Liverpool were struggling to clear their lines and as the ball entered the box deep into stoppage time the ball fell to Gudjohnsen. He was positioned on the corner edge of the 6 yard box. I was stood in the main stand in line with him and as the ball fell, he had the goal at his mercy, albeit with two Liverpool players guarding the goal line. He lashed at the volley and somehow the ball flashed across the goal and missed. A gasp followed by a cheer. Anfield knew that was it. Their last chance had surely gone?
The songs began and the at the end of stoppage time, Lubos Michel’s whistle again sent the Liverpool fans into a frenzy.
Liverpool had qualified for their first European Cup final in 20 years. This meant so much. The celebrations in the ground were amazing. Grown men and women were in tears, and some fans had lost their voices.
The key talking point was and will always be the ‘ghost goal’ from Luis Garcia. Mourinho was adamant in his post-match press conference that the ball had not crossed the line. Benitez on the other hand was less inclined to comment on the incident.
Jose to this day is still riled by the goal, but in reality, had the goal not been given, then surely Petr Cech would have been sent off? He clearly floored his international teammate Milan Baros in the build-up. Would Mourinho have preferred to lose his keeper to a red card in the 4th minute, concede a penalty and play the rest of the match with 10 men instead?
Who knows, and we’ll never know. But one thing is certain, and that is the Garcia goal, along with the Gerrard strike against Olympiacos are iconic moments in the march towards that Istanbul final, and will forever live in the folklore of our amazing club.

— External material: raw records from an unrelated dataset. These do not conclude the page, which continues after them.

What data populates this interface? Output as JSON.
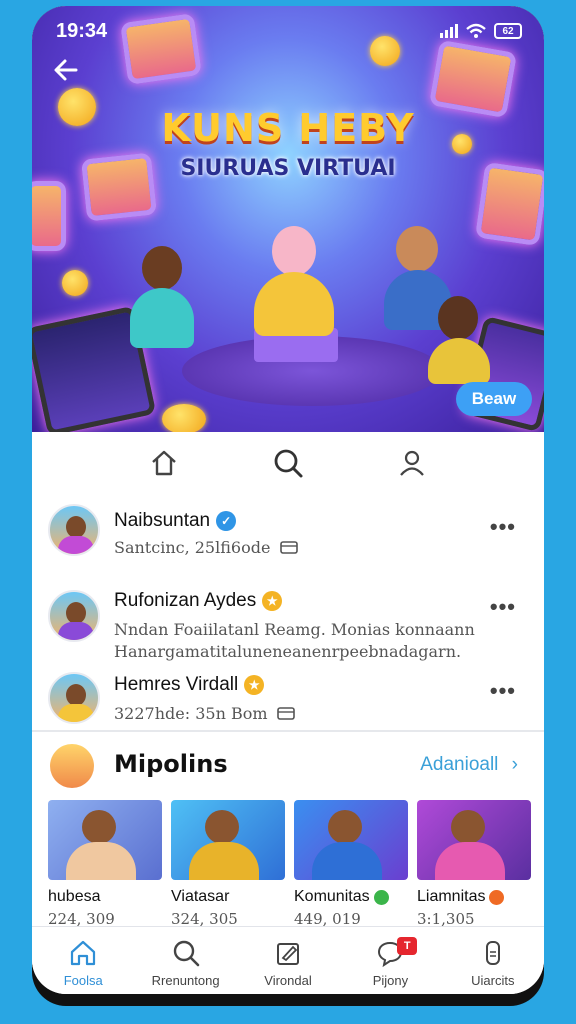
{
  "status": {
    "time": "19:34",
    "battery": "62"
  },
  "hero": {
    "title": "KUNS HEBY",
    "subtitle": "SIURUAS VIRTUAI",
    "action_label": "Beaw"
  },
  "top_nav": {
    "icons": [
      "home-icon",
      "search-icon",
      "profile-icon"
    ]
  },
  "users": [
    {
      "name": "Naibsuntan",
      "badge": "verified",
      "badge_color": "#2f95e6",
      "subtitle": "Santcinc, 25lfi6ode",
      "line2": ""
    },
    {
      "name": "Rufonizan Aydes",
      "badge": "star",
      "badge_color": "#f4b324",
      "subtitle": "Nndan Foaiilatanl Reamg. Monias konnaann",
      "line2": "Hanargamatitaluneneanenrpeebnadagarn."
    },
    {
      "name": "Hemres Virdall",
      "badge": "star",
      "badge_color": "#f4b324",
      "subtitle": "3227hde: 35n Bom",
      "line2": ""
    }
  ],
  "section": {
    "title": "Mipolins",
    "link": "Adanioall",
    "cards": [
      {
        "title": "hubesa",
        "count": "224, 309",
        "dot_color": "",
        "thumb_bg": "#6b8fd9",
        "shirt": "#f0c8a0"
      },
      {
        "title": "Viatasar",
        "count": "324, 305",
        "dot_color": "",
        "thumb_bg": "#2f9fe8",
        "shirt": "#e8b32a"
      },
      {
        "title": "Komunitas",
        "count": "449, 019",
        "dot_color": "#3bb54a",
        "thumb_bg": "#5b3fd0",
        "shirt": "#2e6fd6"
      },
      {
        "title": "Liamnitas",
        "count": "3:1,305",
        "dot_color": "#ef6a24",
        "thumb_bg": "#7a3fb8",
        "shirt": "#e65ab0"
      }
    ]
  },
  "bottom_nav": [
    {
      "label": "Foolsa",
      "icon": "home-icon",
      "active": true
    },
    {
      "label": "Rrenuntong",
      "icon": "search-icon",
      "active": false
    },
    {
      "label": "Virondal",
      "icon": "edit-icon",
      "active": false
    },
    {
      "label": "Pijony",
      "icon": "chat-icon",
      "active": false,
      "notif": "T"
    },
    {
      "label": "Uiarcits",
      "icon": "phone-icon",
      "active": false
    }
  ],
  "colors": {
    "accent": "#2f8fd6",
    "background": "#29a6e3",
    "link": "#3aa0d8"
  }
}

As we walked away from the ground, we knew we had seen something special. Not necessarily the game, but the occasion. We knew we would be telling our kids and grandkids in the future that I was at that game and that I saw the famous ghost goal from Garcia. And when they ask me if it went in, I will reply with a smile and say ‘Of course it did…. The Kop sucked it over the line’!